According to the alert “This Special Fraud Alert addresses compensation paid by laboratories to referring physicians and physician group practices (collectively, physicians) for blood specimen collection, processing, and packaging, and for submitting patient data to a registry or database. OIG has issued a number of guidance documents and advisory opinions addressing the general subject of remuneration offered and paid by laboratories to referring physicians, including the 1994 Special Fraud Alert on Arrangements for the Provision of Clinical Laboratory Services, the OIG Compliance Program Guidance for Clinical Laboratories, and Advisory Opinion 05-08. In these and other documents, we have repeatedly emphasized that providing free or below-market goods or services to a physician who is a source of referrals, or paying such a physician more than fair market value for his or her services, could constitute illegal remuneration under the anti-kickback statute.
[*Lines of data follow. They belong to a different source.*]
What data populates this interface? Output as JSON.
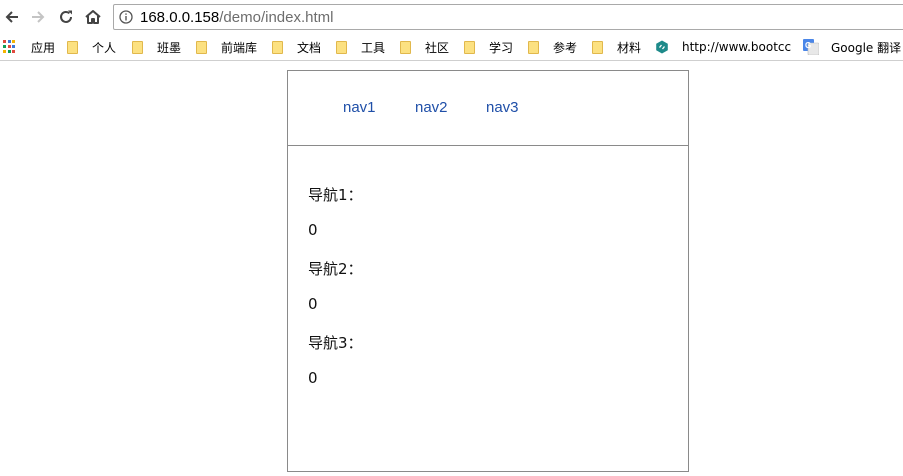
{
  "browser": {
    "url_host": "168.0.0.158",
    "url_path": "/demo/index.html"
  },
  "bookmarks": {
    "apps_label": "应用",
    "items": [
      "个人",
      "班墨",
      "前端库",
      "文档",
      "工具",
      "社区",
      "学习",
      "参考",
      "材料"
    ],
    "bootcss_label": "http://www.bootcc",
    "google_translate_label": "Google 翻译"
  },
  "page": {
    "nav": [
      "nav1",
      "nav2",
      "nav3"
    ],
    "sections": [
      {
        "label": "导航1：",
        "value": "0"
      },
      {
        "label": "导航2：",
        "value": "0"
      },
      {
        "label": "导航3：",
        "value": "0"
      }
    ]
  },
  "colors": {
    "link": "#1f4fa8",
    "border": "#8a8a8a",
    "folder": "#fce181"
  }
}
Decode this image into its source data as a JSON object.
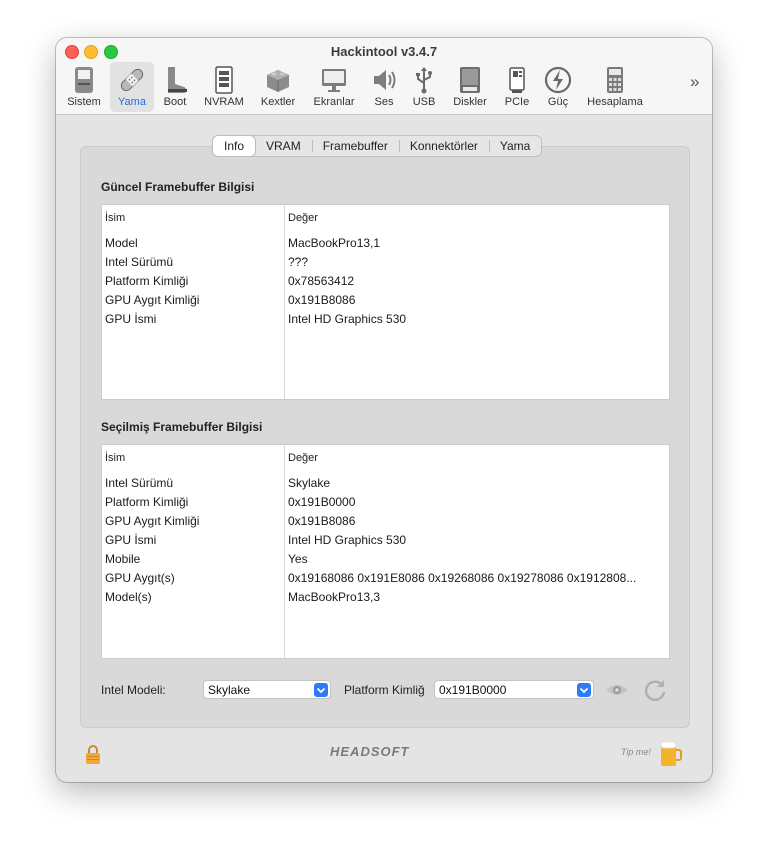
{
  "window": {
    "title": "Hackintool v3.4.7"
  },
  "toolbar": {
    "items": [
      {
        "label": "Sistem",
        "icon": "computer-icon"
      },
      {
        "label": "Yama",
        "icon": "bandage-icon",
        "selected": true
      },
      {
        "label": "Boot",
        "icon": "boot-icon"
      },
      {
        "label": "NVRAM",
        "icon": "memory-icon"
      },
      {
        "label": "Kextler",
        "icon": "lego-brick-icon"
      },
      {
        "label": "Ekranlar",
        "icon": "display-icon"
      },
      {
        "label": "Ses",
        "icon": "speaker-icon"
      },
      {
        "label": "USB",
        "icon": "usb-icon"
      },
      {
        "label": "Diskler",
        "icon": "disk-icon"
      },
      {
        "label": "PCIe",
        "icon": "pcie-icon"
      },
      {
        "label": "Güç",
        "icon": "power-icon"
      },
      {
        "label": "Hesaplama",
        "icon": "calculator-icon"
      }
    ],
    "more": "»"
  },
  "tabs": [
    "Info",
    "VRAM",
    "Framebuffer",
    "Konnektörler",
    "Yama"
  ],
  "current": {
    "title": "Güncel Framebuffer Bilgisi",
    "headers": [
      "İsim",
      "Değer"
    ],
    "rows": [
      [
        "Model",
        "MacBookPro13,1"
      ],
      [
        "Intel Sürümü",
        "???"
      ],
      [
        "Platform Kimliği",
        "0x78563412"
      ],
      [
        "GPU Aygıt Kimliği",
        "0x191B8086"
      ],
      [
        "GPU İsmi",
        "Intel HD Graphics 530"
      ]
    ]
  },
  "selected": {
    "title": "Seçilmiş Framebuffer Bilgisi",
    "headers": [
      "İsim",
      "Değer"
    ],
    "rows": [
      [
        "Intel Sürümü",
        "Skylake"
      ],
      [
        "Platform Kimliği",
        "0x191B0000"
      ],
      [
        "GPU Aygıt Kimliği",
        "0x191B8086"
      ],
      [
        "GPU İsmi",
        "Intel HD Graphics 530"
      ],
      [
        "Mobile",
        "Yes"
      ],
      [
        "GPU Aygıt(s)",
        "0x19168086 0x191E8086 0x19268086 0x19278086 0x1912808..."
      ],
      [
        "Model(s)",
        "MacBookPro13,3"
      ]
    ]
  },
  "bottom": {
    "intel_label": "Intel Modeli:",
    "intel_value": "Skylake",
    "platform_label": "Platform Kimliğ",
    "platform_value": "0x191B0000"
  },
  "footer": {
    "logo": "HEADSOFT",
    "tip": "Tip me!"
  }
}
This Special Fraud Alert supplements these prior guidance documents and advisory opinions and describes two specific trends OIG has identified involving transfers of value from laboratories to physicians that we believe present a substantial risk of fraud and abuse under the anti-kickback statute.”

The Special Fraud Alert describes two specific trends that present a substantial risk of fraud and abuse: Specimen Processing Arrangements and Registry Arrangements. According to the OIG, suspect Processing Arrangements typically involve payments from laboratories to physicians for certain specified duties, which may include collecting the blood specimens, centrifuging the specimens, maintaining the specimens at a particular temperature, and packaging the specimens so that they are not damaged in transport. The OIG also raised concerns with arrangements under which clinical laboratories pay physicians to collect and package patients’ swabs or urine specimens or provide free or below-market point of care urine testing cups to health care providers who use the cups to perform billable in-office testing.

The Special Fraud Alert also addresses suspect Registry Arrangements, whether they are referred to as “registries” or “observational outcomes databases” or by other terminology. Payments are made for establishing, coordinating, or maintaining databases, either directly or through an agent, purportedly to collect data on the demographics, presentation, diagnosis, treatment, outcomes, or other attributes of patients who had tests performed by the offering laboratories. Although Registry Arrangements take various forms, they typically involve payments from laboratories to physicians for certain specified duties, including submitting patient data to be incorporated into the Registry, answering patient questions about the Registry, and reviewing Registry reports. Under this scheme yhe laboratory requires, encourages, or recommends that physicians who enter into Registry Arrangements perform the tests with a stated frequency (e.g., four times per year). Compensation paid to physicians is on a per-patient or other basis that takes into account the value or volume of referrals.

Singulex says it paid $10, saying such fees were “a long-standing industry wide practice,” before the “government clarified their view.” Boston says it paid $15 and thought the practice lawful before the alert. Boston and Singulex didn’t include a $3 draw fee. Berkeley did include the $3, as did Atherotech, which says it paid $10, declining further comment.

It seems clear that the workers’ compensation community should also scrutinize the financial relationships between treating or evaluating physicians and the clinical laboratories they use. Financial payment seems to be a wide spread practice.